Across Southern California:
Multiple events are anticipated as we progress through December. Initially, there will be several Santa Ana wind events accompanied by intermittent warming throughout the month. This will be followed by a storm system expected to affect the region from December 15th to December 22nd, just before Christmas which is looking to be on the dry side but there is some uncertainty involved so stay tuned for that.
Santa Ana Details:
Currently, the area is experiencing warm conditions and strong winds due to ongoing offshore flow and a weakening ridge, which is expected to continue through today before a cooling period begins, lasting until Thursday. This cooling will also assist in the reformation of the marine layer along the coast. Following this, another Santa Ana wind event is predicted for the weekend, as a ridge builds up from the southwest. This event will bring gusty northeast to easterly winds, intensifying from Friday night through Sunday.
The strongest winds are expected on Saturday, accompanied by a moderate warm-up. An advisory is likely to be issued as the weekend nears. Strong gusts are expected in most mountain areas from Santa Barbara to Los Angeles counties, as well as in the San Bernardino area, the south coast, and the Santa Clarita Valley.

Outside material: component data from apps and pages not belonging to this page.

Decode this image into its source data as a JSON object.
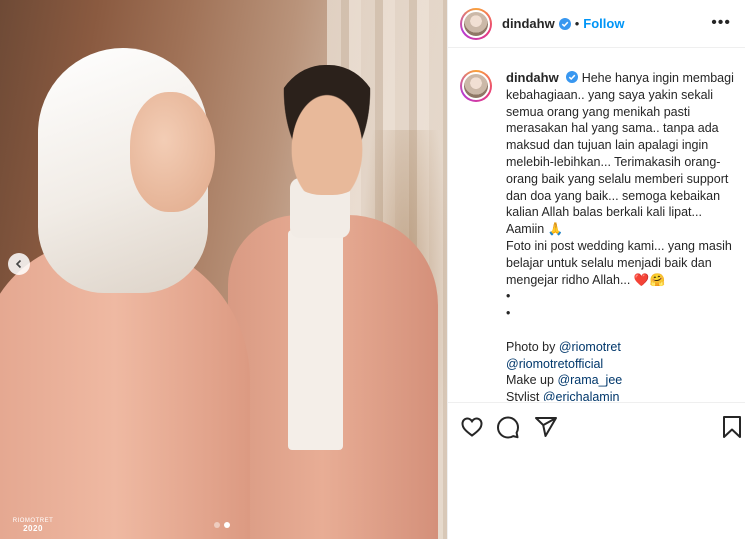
{
  "photo": {
    "watermark_brand": "RIOMOTRET",
    "watermark_year": "2020",
    "prev_icon": "chevron-left-icon",
    "carousel": {
      "count": 2,
      "active_index": 1
    }
  },
  "header": {
    "username": "dindahw",
    "separator": "•",
    "follow_label": "Follow",
    "more_label": "•••"
  },
  "caption": {
    "username": "dindahw",
    "text": "Hehe hanya ingin membagi kebahagiaan.. yang saya yakin sekali semua orang yang menikah pasti merasakan hal yang sama.. tanpa ada maksud dan tujuan lain apalagi ingin melebih-lebihkan... Terimakasih orang-orang baik yang selalu memberi support dan doa yang baik... semoga kebaikan kalian Allah balas berkali kali lipat... Aamiin",
    "text_emoji": "🙏",
    "text2": "Foto ini post wedding kami... yang masih belajar untuk selalu menjadi baik dan mengejar ridho Allah...",
    "text2_emoji": "❤️🤗",
    "bullet1": "•",
    "bullet2": "•",
    "credit1_label": "Photo by",
    "credit1_handle": "@riomotret",
    "credit2_handle": "@riomotretofficial",
    "credit3_label": "Make up",
    "credit3_handle": "@rama_jee",
    "credit4_label": "Stylist",
    "credit4_handle": "@erichalamin"
  },
  "colors": {
    "link": "#00376b",
    "follow": "#0095f6",
    "verified": "#3897f0"
  },
  "icons": [
    "heart-icon",
    "comment-icon",
    "share-icon",
    "bookmark-icon",
    "verified-badge-icon"
  ]
}
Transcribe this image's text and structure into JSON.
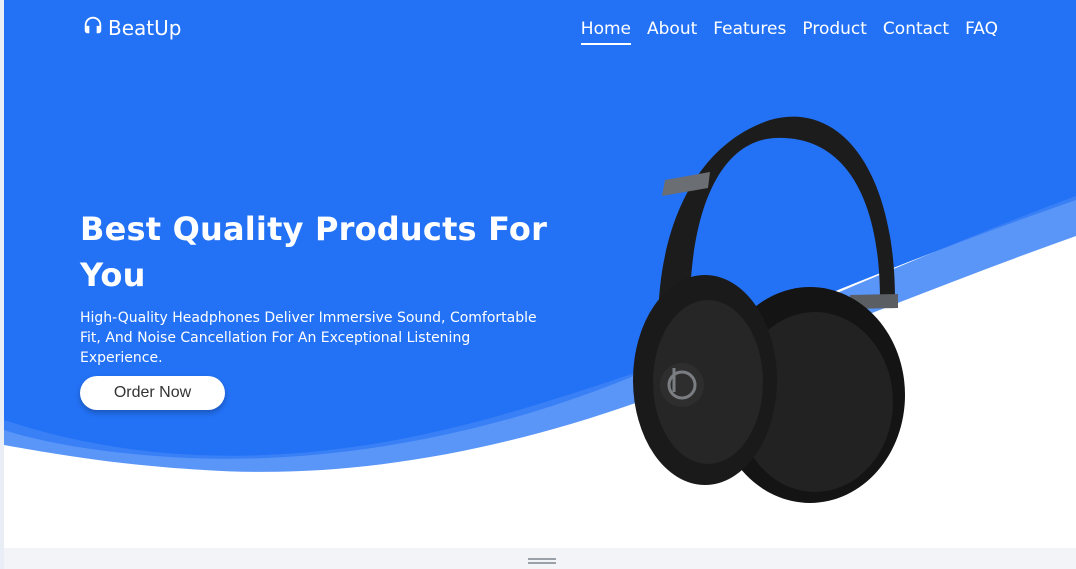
{
  "brand": {
    "name": "BeatUp",
    "icon": "headphones-icon",
    "primary_color": "#2372f6"
  },
  "nav": {
    "items": [
      {
        "label": "Home",
        "active": true
      },
      {
        "label": "About",
        "active": false
      },
      {
        "label": "Features",
        "active": false
      },
      {
        "label": "Product",
        "active": false
      },
      {
        "label": "Contact",
        "active": false
      },
      {
        "label": "FAQ",
        "active": false
      }
    ]
  },
  "hero": {
    "title": "Best Quality Products For You",
    "subtitle": "High-Quality Headphones Deliver Immersive Sound, Comfortable Fit, And Noise Cancellation For An Exceptional Listening Experience.",
    "cta_label": "Order Now",
    "product_image": "black-over-ear-headphones-image"
  }
}
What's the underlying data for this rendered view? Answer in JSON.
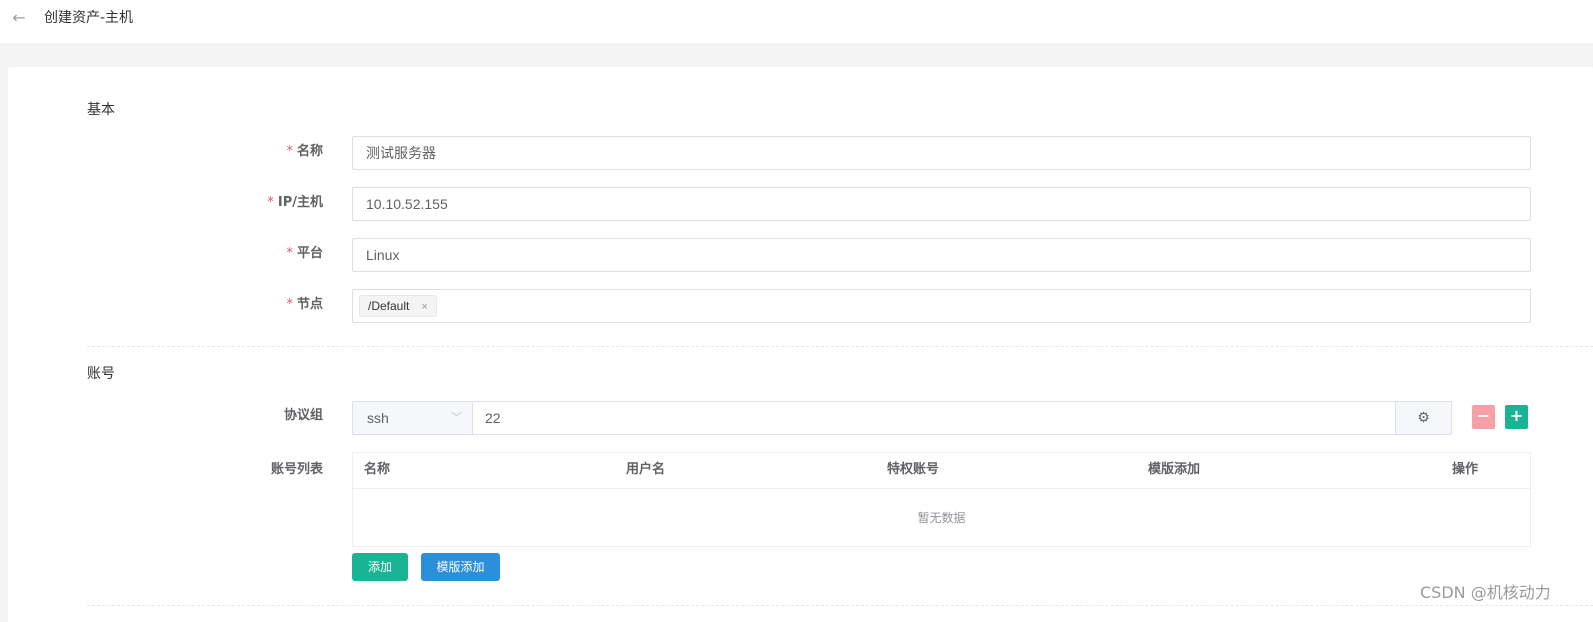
{
  "header": {
    "title": "创建资产-主机"
  },
  "sections": {
    "basic": "基本",
    "account": "账号"
  },
  "basic": {
    "name": {
      "label": "名称",
      "value": "测试服务器"
    },
    "ip": {
      "label": "IP/主机",
      "value": "10.10.52.155"
    },
    "platform": {
      "label": "平台",
      "value": "Linux"
    },
    "nodes": {
      "label": "节点",
      "tags": [
        "/Default"
      ]
    }
  },
  "account": {
    "protocol_label": "协议组",
    "protocol": {
      "name": "ssh",
      "port": "22"
    },
    "accounts_label": "账号列表",
    "table": {
      "columns": [
        "名称",
        "用户名",
        "特权账号",
        "模版添加",
        "操作"
      ],
      "rows": [],
      "empty_text": "暂无数据"
    },
    "add_button": "添加",
    "template_add_button": "模版添加"
  },
  "watermark": "CSDN @机核动力",
  "icons": {
    "back": "arrow-left-icon",
    "close": "close-icon",
    "chevron": "chevron-down-icon",
    "settings": "gear-icon",
    "minus": "minus-icon",
    "plus": "plus-icon"
  },
  "colors": {
    "required": "#ed5565",
    "primary": "#1ab394",
    "info": "#2b8fd9",
    "danger_light": "#f5a0a6"
  }
}
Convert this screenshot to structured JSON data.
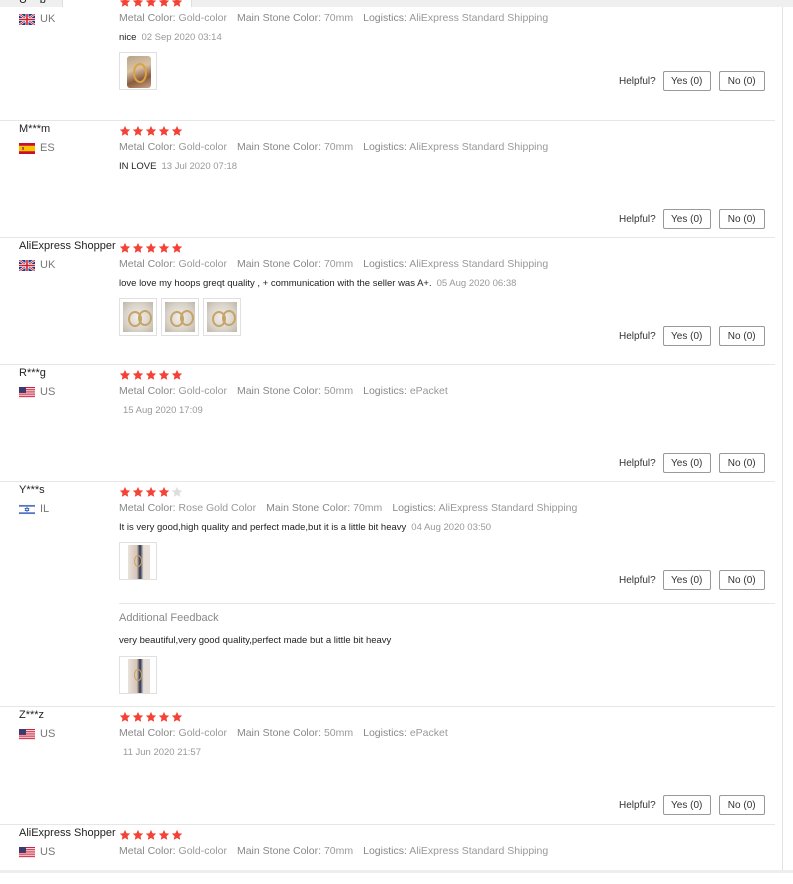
{
  "helpful_label": "Helpful?",
  "colors": {
    "star_filled": "#f44336",
    "star_empty": "#dddddd"
  },
  "reviews": [
    {
      "user": "U***b",
      "country": "UK",
      "flag": "gb",
      "rating": 5,
      "attributes": [
        {
          "label": "Metal Color:",
          "value": "Gold-color"
        },
        {
          "label": "Main Stone Color:",
          "value": "70mm"
        },
        {
          "label": "Logistics:",
          "value": "AliExpress Standard Shipping"
        }
      ],
      "text": "nice",
      "date": "02 Sep 2020 03:14",
      "photos": [
        {
          "icon": "gold-hoop-earring-photo"
        }
      ],
      "yes_label": "Yes (0)",
      "no_label": "No (0)"
    },
    {
      "user": "M***m",
      "country": "ES",
      "flag": "es",
      "rating": 5,
      "attributes": [
        {
          "label": "Metal Color:",
          "value": "Gold-color"
        },
        {
          "label": "Main Stone Color:",
          "value": "70mm"
        },
        {
          "label": "Logistics:",
          "value": "AliExpress Standard Shipping"
        }
      ],
      "text": "IN LOVE",
      "date": "13 Jul 2020 07:18",
      "photos": [],
      "yes_label": "Yes (0)",
      "no_label": "No (0)"
    },
    {
      "user": "AliExpress Shopper",
      "country": "UK",
      "flag": "gb",
      "rating": 5,
      "attributes": [
        {
          "label": "Metal Color:",
          "value": "Gold-color"
        },
        {
          "label": "Main Stone Color:",
          "value": "70mm"
        },
        {
          "label": "Logistics:",
          "value": "AliExpress Standard Shipping"
        }
      ],
      "text": "love love my hoops greqt quality , + communication with the seller was A+.",
      "date": "05 Aug 2020 06:38",
      "photos": [
        {
          "icon": "hoop-earrings-photo"
        },
        {
          "icon": "hoop-earrings-photo"
        },
        {
          "icon": "hoop-earrings-photo"
        }
      ],
      "yes_label": "Yes (0)",
      "no_label": "No (0)"
    },
    {
      "user": "R***g",
      "country": "US",
      "flag": "us",
      "rating": 5,
      "attributes": [
        {
          "label": "Metal Color:",
          "value": "Gold-color"
        },
        {
          "label": "Main Stone Color:",
          "value": "50mm"
        },
        {
          "label": "Logistics:",
          "value": "ePacket"
        }
      ],
      "text": "",
      "date": "15 Aug 2020 17:09",
      "photos": [],
      "yes_label": "Yes (0)",
      "no_label": "No (0)"
    },
    {
      "user": "Y***s",
      "country": "IL",
      "flag": "il",
      "rating": 4,
      "attributes": [
        {
          "label": "Metal Color:",
          "value": "Rose Gold Color"
        },
        {
          "label": "Main Stone Color:",
          "value": "70mm"
        },
        {
          "label": "Logistics:",
          "value": "AliExpress Standard Shipping"
        }
      ],
      "text": "It is very good,high quality and perfect made,but it is a little bit heavy",
      "date": "04 Aug 2020 03:50",
      "photos": [
        {
          "icon": "wearing-earring-photo"
        }
      ],
      "additional_feedback": {
        "title": "Additional Feedback",
        "text": "very beautiful,very good quality,perfect made but a little bit heavy",
        "photos": [
          {
            "icon": "wearing-earring-photo"
          }
        ]
      },
      "yes_label": "Yes (0)",
      "no_label": "No (0)"
    },
    {
      "user": "Z***z",
      "country": "US",
      "flag": "us",
      "rating": 5,
      "attributes": [
        {
          "label": "Metal Color:",
          "value": "Gold-color"
        },
        {
          "label": "Main Stone Color:",
          "value": "50mm"
        },
        {
          "label": "Logistics:",
          "value": "ePacket"
        }
      ],
      "text": "",
      "date": "11 Jun 2020 21:57",
      "photos": [],
      "yes_label": "Yes (0)",
      "no_label": "No (0)"
    },
    {
      "user": "AliExpress Shopper",
      "country": "US",
      "flag": "us",
      "rating": 5,
      "attributes": [
        {
          "label": "Metal Color:",
          "value": "Gold-color"
        },
        {
          "label": "Main Stone Color:",
          "value": "70mm"
        },
        {
          "label": "Logistics:",
          "value": "AliExpress Standard Shipping"
        }
      ]
    }
  ]
}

The San Diego mountains and valleys, including the El Cajon Pass, are also expected to experience strong winds. Further details on wind speeds will be provided in the upcoming advisory.
Storm Pattern Details:
The weather pattern is set to change around December 15th when a system (a trough) is expected to dive down into the area. However, the impact is expected to be minimal as most of the moisture is projected to be concentrated further north, towards central/northern California. Overall, more details are to come as we get closer to the event with rainfall amounts and specific impact.
Stay tuned for the next update, which will provide timing details, more specific information on impacted locations, and threats for specific micro-zones in the coming days.
With over a decade of experience in forecasting severe thunderstorms, this individual is a seasoned forecaster and developer. Their expertise in severe weather forecasting and computer science is entirely self-taught, complemented by a foundation in Atmospheric Science from UNCO and an IT background from WGU. They have dedicated their efforts to developing innovative tools that enhance the accuracy of analyzing large hail and tornadoes. As a significant contributor to the National Weather Force, they have played a crucial role in providing accurate and timely information, as well as developing tools to keep those affected well-informed.